I take this all as good news, even the increase in the unemployment rate. The January jobs number is solid; the revisions suggest stronger growth in 2014 than we thought; and the higher unemployment rate reduces the political pressure on the Fed to raise interest rates this year. What’s more, the increase in the unemployment rate wasn’t due to more people out of work. It was due to more people re-entering the labor force, causing the labor force participation rate to rise slightly to 62.9 percent. This is a good thing, even if it has the perverse effect of artificially increasing the unemployment rate.
Perhaps the best news, however, came in the wage data. Hourly wages of production and nonsupervisory employees—my preferred indicator of wage growth—went up 0.4 percent. However, inflation was negative in December, so this represents a pretty sizeable gain in real terms. (Though note that it might be ephemeral since December’s negative inflation rate was due mostly to plummeting oil prices, which is a short-term effect.) Over the past year, hourly wages have increased 2 percent, which is up a bit even when you adjust for inflation. It’s still nothing to shout about, but it’s at least a glimmer of real wage growth.

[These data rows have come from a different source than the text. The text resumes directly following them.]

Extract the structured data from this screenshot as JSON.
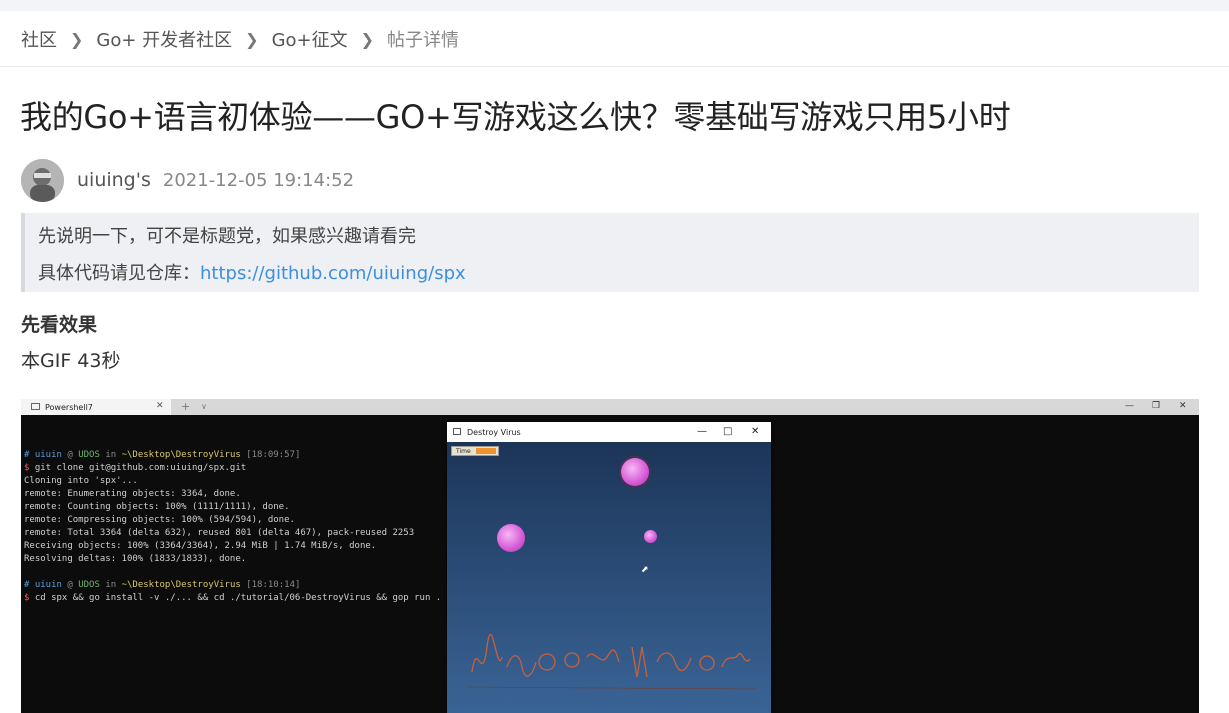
{
  "breadcrumbs": [
    {
      "label": "社区"
    },
    {
      "label": "Go+ 开发者社区"
    },
    {
      "label": "Go+征文"
    },
    {
      "label": "帖子详情"
    }
  ],
  "article": {
    "title": "我的Go+语言初体验——GO+写游戏这么快？零基础写游戏只用5小时",
    "author": "uiuing's",
    "date": "2021-12-05 19:14:52",
    "quote_line1": "先说明一下，可不是标题党，如果感兴趣请看完",
    "quote_line2_prefix": "具体代码请见仓库：",
    "repo_link": "https://github.com/uiuing/spx",
    "section_title": "先看效果",
    "paragraph": "本GIF 43秒"
  },
  "screenshot": {
    "terminal_tab": "Powershell7",
    "terminal_lines": [
      [
        "# uiuin @ UDOS in ~\\Desktop\\DestroyVirus [18:09:57]"
      ],
      [
        "$ git clone git@github.com:uiuing/spx.git"
      ],
      [
        "Cloning into 'spx'..."
      ],
      [
        "remote: Enumerating objects: 3364, done."
      ],
      [
        "remote: Counting objects: 100% (1111/1111), done."
      ],
      [
        "remote: Compressing objects: 100% (594/594), done."
      ],
      [
        "remote: Total 3364 (delta 632), reused 801 (delta 467), pack-reused 2253"
      ],
      [
        "Receiving objects: 100% (3364/3364), 2.94 MiB | 1.74 MiB/s, done."
      ],
      [
        "Resolving deltas: 100% (1833/1833), done."
      ],
      [
        ""
      ],
      [
        "# uiuin @ UDOS in ~\\Desktop\\DestroyVirus [18:10:14]"
      ],
      [
        "$ cd spx && go install -v ./... && cd ./tutorial/06-DestroyVirus && gop run ."
      ]
    ],
    "game_title": "Destroy Virus",
    "time_label": "Time"
  },
  "icons": {
    "chevron": "chevron-right-icon",
    "minimize": "minimize-icon",
    "maximize": "maximize-icon",
    "close": "close-icon"
  },
  "colors": {
    "link": "#3b8fe0",
    "quote_bg": "#eef0f4",
    "terminal_bg": "#0c0c0c",
    "virus": "#d65ad6"
  }
}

Overall: not bad. This is still not a roaring recovery, but the data is very steadily showing genuine sustained growth. Austerity policies have delayed this turnaround by upwards of a year or two, but at least it’s finally here. After years of sluggishness, the economy is finally doing pretty well.
NOTE: January is the month when the BLS does its big annual readjustment of jobs data for the entire year. However, the overall change turned out to be quite small, so it doesn’t really affect any of the numbers above.